- **Task to carry out**:
Across the entries below, work out how many lines contain "doctrine". Please give the number only.

- **Data excerpts**:
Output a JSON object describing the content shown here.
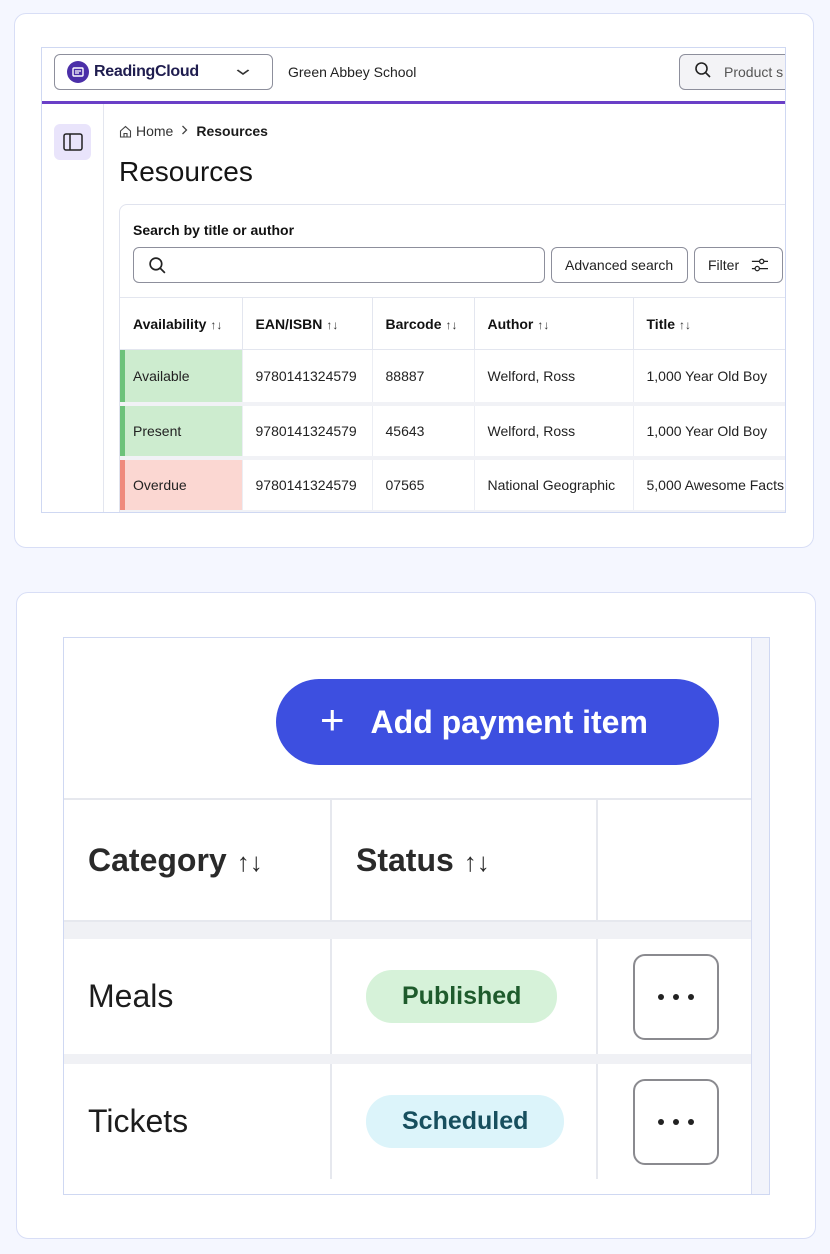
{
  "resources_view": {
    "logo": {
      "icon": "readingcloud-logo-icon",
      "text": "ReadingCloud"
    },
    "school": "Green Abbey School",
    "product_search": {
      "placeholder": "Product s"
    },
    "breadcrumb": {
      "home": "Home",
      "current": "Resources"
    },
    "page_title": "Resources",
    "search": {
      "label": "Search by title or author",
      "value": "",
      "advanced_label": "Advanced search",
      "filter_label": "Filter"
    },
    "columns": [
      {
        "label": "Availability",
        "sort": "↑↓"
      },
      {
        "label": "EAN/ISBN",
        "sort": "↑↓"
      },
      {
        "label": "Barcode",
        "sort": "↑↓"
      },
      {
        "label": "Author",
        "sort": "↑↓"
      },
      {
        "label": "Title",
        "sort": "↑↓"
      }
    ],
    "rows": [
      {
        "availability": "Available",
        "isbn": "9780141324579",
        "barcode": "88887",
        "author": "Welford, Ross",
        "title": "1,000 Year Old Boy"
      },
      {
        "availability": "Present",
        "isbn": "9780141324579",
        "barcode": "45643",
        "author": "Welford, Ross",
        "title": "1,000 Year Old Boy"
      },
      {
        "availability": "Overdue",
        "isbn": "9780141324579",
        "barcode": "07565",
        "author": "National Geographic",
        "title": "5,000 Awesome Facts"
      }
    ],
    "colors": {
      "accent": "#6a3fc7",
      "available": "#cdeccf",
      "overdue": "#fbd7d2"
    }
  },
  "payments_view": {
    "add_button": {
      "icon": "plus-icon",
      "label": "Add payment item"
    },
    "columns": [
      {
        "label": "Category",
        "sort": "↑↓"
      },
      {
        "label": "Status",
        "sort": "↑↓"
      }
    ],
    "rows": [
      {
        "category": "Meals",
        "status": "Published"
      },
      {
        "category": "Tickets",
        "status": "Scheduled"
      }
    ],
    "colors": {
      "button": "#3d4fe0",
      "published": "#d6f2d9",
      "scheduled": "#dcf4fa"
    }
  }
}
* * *
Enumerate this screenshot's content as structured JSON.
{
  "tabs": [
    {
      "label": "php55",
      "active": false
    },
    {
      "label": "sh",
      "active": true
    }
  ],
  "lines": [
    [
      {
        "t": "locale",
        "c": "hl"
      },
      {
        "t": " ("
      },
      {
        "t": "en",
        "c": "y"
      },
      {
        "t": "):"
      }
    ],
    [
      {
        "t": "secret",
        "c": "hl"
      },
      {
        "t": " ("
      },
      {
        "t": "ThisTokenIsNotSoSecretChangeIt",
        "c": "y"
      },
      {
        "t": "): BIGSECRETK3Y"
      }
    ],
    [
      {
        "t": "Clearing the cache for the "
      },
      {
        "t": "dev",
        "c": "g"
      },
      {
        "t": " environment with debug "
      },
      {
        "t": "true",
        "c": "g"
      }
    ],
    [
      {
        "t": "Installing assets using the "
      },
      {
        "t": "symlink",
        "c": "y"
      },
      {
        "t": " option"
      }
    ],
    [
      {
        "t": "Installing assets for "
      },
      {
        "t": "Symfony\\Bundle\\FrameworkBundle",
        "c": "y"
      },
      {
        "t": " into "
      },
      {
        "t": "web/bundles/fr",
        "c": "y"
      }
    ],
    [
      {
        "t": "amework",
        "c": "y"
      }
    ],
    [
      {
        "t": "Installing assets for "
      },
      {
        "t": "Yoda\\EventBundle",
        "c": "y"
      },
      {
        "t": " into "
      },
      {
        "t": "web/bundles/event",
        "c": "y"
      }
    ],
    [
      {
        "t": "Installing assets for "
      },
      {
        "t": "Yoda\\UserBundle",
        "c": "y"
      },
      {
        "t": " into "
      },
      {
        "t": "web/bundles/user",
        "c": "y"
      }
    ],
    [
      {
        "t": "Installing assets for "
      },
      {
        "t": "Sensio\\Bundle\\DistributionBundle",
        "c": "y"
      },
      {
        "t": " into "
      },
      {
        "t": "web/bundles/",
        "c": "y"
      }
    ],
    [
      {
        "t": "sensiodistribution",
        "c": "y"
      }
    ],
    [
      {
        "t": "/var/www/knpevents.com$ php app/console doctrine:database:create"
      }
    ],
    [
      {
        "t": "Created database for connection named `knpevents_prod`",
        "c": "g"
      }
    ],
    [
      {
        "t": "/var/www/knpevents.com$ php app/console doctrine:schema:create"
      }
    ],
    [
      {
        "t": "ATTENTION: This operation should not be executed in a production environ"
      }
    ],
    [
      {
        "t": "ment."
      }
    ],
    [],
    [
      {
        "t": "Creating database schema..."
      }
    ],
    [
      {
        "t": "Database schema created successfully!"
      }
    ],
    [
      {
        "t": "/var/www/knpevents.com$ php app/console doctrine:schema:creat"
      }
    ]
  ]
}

- **Solution**:
3